—David Starr Jordan, The Days of a Man, 1922
I have more confidence in the dead than the living.
—William Hazlitt, “On Reading Old Books,” Lectures on the English Comic Writers, 1819
The innocent are so few that two of them seldom meet—when they do meet, their victims lie strewn all round.
—Elizabeth Bowen, The Death of the Heart, 1938
As the slave/god Mercurius says in Amphitruo, kings are for tragedy, slaves are for comedy: high and low, in life and onstage. In a century racked by war throughout the Mediterranean, mass enslavements and city sackings filled the landscape with people who had lost everything. …
Comedians have often remarked that comedy starts with anger, which is a way of saying that comedy springs from history, from lived experience.
—Amy Richlin, Slave Theater in the Roman Republic, 2018
[W]hat fascinated me [was] the asparagus, tinged with ultramarine and rosy pink which ran from their heads, finely stippled in mauve and azure, through a series of imperceptible changes to their white feet, still stained a little by the soil of their garden-bed: a rainbow-loveliness that was not of this world.
—Marcel Proust, Swann’s Way, tr. by C. K. Scott Moncrieff, 1913
Homesickness is a feeling that many know and suffer from; I on the other hand feel a pain less known, and its name is “Out-sickness.” When the snow melts, the stork arrives, and the first steamships race off, then I feel the painful travel unrest.
—Hans Christian Andersen, letter to Henriette Scavenius, 1856
I scroll & scroll …
New book. New post.
New ping. A new tab, then another.
Papers on the floor, scattered & stacked.
So many journals, unbroken white spines,
waiting. Did you hear that new new?
I start to text back. Ellipsis, then I forget.
I balk. I lazy the bed. I wallow when I write.
I truth when I lie. I throw a book
when a poem undoes me.
—Tiana Clark, “My Therapist Wants to Know about My Relationship to Work,” Poetry, November 2018
When from under the barn the cat brings a similar litter,—
Two yellow and black, and one that looks in between,—
Though it all happened before, I cannot grow bitter :
I rejoice in the spring, as though no spring ever had been.
—Theodore Roethke, “Vernal Sentiment,” Open House, 1941
[The yellow eel] can pass through swamps and ditches. It doesn’t let circumstance stand in its way, and when all aquatic possibilities have been exhausted, it can take to dry land, slithering through moist brush and grass in pushes toward new waters that can last for hours. The eel is, thus, a fish that transcends the piscine condition. Perhaps it doesn’t even realize it is a fish.
—Patrik Svensson, The Book of Eels, 2020
I accept the clangor and jangle of contrary tendencies. I find my account in sots and bores also. … The great gifts are not got by analysis. Everything good is on the highway.
—Ralph Waldo Emerson, “Experience,” Essays: Second Series, 1844

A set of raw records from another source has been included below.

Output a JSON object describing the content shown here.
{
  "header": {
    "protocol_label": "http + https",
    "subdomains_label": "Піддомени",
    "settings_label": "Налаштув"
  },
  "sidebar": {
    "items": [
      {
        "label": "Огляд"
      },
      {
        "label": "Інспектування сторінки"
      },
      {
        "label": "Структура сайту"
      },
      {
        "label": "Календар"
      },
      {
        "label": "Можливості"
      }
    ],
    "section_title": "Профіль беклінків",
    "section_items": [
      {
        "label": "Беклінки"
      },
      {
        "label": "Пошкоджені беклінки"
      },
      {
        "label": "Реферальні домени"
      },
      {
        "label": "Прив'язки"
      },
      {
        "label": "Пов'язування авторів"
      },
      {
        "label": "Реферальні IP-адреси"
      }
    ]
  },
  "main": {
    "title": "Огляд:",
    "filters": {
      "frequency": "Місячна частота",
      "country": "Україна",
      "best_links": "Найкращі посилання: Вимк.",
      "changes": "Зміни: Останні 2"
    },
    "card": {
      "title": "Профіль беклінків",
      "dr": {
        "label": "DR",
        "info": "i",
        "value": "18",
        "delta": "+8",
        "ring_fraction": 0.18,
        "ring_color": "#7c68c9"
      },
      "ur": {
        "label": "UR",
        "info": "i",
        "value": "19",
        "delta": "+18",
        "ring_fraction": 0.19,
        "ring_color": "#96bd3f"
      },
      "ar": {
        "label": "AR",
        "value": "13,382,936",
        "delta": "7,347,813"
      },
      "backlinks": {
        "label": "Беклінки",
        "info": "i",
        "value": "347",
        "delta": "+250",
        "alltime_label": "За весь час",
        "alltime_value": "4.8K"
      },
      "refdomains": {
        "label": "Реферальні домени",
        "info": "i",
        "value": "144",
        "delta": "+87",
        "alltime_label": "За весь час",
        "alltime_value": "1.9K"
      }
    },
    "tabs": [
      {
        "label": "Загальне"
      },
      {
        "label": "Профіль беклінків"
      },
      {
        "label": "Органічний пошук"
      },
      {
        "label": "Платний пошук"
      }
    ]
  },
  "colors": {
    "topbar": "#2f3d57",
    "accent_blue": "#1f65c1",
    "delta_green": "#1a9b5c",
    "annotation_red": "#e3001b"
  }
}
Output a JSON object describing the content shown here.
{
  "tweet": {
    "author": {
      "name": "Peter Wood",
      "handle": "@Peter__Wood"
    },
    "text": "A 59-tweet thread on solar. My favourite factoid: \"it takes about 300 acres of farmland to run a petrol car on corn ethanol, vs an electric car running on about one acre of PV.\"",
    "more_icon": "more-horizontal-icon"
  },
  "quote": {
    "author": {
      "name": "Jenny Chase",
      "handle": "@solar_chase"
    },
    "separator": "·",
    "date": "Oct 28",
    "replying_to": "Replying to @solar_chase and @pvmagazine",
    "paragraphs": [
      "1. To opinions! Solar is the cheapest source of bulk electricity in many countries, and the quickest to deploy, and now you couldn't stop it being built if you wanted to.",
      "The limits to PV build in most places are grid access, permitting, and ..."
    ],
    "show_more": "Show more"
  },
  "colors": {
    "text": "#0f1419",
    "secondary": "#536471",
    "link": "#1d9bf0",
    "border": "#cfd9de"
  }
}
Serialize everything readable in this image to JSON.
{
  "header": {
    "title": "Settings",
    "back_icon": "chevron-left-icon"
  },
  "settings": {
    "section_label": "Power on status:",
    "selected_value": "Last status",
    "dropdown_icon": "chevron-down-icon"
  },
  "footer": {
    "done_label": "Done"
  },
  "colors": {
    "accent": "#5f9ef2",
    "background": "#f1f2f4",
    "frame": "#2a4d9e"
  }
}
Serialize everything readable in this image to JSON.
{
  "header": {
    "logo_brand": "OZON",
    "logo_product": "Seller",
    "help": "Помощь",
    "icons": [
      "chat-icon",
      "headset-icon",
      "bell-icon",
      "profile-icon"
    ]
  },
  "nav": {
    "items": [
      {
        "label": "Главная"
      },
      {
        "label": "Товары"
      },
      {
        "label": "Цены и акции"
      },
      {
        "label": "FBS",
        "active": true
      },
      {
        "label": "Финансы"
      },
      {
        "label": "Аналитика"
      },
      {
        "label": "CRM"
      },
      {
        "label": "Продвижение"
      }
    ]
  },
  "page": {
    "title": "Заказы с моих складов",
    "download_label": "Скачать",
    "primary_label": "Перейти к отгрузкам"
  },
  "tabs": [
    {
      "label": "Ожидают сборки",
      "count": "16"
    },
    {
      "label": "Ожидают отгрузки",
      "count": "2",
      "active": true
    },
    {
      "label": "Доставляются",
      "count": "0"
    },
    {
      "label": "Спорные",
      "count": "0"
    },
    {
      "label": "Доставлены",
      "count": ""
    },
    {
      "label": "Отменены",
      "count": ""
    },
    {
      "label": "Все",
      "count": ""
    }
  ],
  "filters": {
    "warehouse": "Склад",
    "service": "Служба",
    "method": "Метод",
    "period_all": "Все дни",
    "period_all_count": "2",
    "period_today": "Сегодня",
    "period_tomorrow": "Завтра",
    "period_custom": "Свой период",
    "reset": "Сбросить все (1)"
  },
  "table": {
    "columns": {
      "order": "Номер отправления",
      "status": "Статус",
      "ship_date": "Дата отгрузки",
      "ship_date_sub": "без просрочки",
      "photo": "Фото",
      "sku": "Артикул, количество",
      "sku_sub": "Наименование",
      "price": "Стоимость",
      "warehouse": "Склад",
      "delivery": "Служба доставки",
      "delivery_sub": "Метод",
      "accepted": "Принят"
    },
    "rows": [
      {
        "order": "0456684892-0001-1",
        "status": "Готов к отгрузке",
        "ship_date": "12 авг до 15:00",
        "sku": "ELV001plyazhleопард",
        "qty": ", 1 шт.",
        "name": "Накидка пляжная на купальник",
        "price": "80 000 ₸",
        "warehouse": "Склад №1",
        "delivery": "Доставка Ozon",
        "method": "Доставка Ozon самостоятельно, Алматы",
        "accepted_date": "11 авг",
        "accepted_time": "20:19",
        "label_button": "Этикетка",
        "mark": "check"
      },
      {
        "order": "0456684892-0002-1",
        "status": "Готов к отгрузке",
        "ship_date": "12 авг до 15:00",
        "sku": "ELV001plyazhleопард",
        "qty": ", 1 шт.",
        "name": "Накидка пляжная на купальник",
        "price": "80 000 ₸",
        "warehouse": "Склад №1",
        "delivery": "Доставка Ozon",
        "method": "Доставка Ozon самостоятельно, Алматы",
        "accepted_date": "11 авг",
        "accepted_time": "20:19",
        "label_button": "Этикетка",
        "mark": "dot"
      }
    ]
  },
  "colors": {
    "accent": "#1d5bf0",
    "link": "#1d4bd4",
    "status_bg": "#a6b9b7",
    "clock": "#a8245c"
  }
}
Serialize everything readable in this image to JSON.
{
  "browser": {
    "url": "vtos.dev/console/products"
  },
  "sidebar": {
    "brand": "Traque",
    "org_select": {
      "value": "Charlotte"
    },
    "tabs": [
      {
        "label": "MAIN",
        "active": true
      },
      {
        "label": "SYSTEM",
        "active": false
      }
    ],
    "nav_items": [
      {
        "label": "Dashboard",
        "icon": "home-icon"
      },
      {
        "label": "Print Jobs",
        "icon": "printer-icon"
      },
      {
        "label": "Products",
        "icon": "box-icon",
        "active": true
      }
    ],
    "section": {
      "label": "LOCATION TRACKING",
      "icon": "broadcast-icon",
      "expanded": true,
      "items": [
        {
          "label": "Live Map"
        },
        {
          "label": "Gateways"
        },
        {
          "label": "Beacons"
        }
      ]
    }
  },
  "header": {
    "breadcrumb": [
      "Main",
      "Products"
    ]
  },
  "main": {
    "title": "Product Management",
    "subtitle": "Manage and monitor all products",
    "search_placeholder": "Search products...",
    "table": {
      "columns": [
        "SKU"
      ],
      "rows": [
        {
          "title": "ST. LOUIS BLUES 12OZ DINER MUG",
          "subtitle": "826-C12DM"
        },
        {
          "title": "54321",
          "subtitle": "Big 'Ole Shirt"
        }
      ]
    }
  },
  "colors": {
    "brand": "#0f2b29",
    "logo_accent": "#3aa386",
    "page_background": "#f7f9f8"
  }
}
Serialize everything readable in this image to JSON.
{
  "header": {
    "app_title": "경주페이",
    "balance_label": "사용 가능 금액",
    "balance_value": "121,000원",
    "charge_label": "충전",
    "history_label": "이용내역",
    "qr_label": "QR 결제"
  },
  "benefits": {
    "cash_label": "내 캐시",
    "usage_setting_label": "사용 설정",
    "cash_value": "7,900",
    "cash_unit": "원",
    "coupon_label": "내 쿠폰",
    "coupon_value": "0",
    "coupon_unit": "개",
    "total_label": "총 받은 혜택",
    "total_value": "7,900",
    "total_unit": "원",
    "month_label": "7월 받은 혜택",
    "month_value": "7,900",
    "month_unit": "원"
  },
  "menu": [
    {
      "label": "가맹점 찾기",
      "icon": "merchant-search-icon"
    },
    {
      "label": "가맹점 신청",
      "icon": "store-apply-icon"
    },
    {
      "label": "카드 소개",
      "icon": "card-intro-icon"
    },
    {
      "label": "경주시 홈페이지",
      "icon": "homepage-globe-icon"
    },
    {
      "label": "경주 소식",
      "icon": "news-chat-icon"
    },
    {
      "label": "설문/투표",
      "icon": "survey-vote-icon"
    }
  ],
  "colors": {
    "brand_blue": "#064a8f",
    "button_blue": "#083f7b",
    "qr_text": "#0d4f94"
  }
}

The effect of the bright and sunny aspects of Nature in soothing and giving cheerfulness is never more remarkable than in declining health. I look upon it as a piece of excellent good fortune to have the whole summer before one to die in.
—John Stuart Mill, Diary, April 3, 1854
And she didn’t know their names, but friends she knew they were, friends without names, songs without words, always the best.
—Virginia Woolf, Mrs. Dalloway, 1925
History repeats itself, but the special call of an art which has passed away is never reproduced. It is as utterly gone out of the world as the song of a destroyed wild bird.
—Joseph Conrad, The Mirror of the Sea, 1906
This is the spring time
But not in time’s covenant. Now the hedgerow
Is blanched for an hour with transitory blossom
Of snow, a bloom more sudden
Than that of summer, neither budding nor fading,
Not in the scheme of generation.
Where is the summer, the unimaginable
—T. S. Eliot, Little Gidding, 1942
Permission required for reprinting, reproducing, or other uses.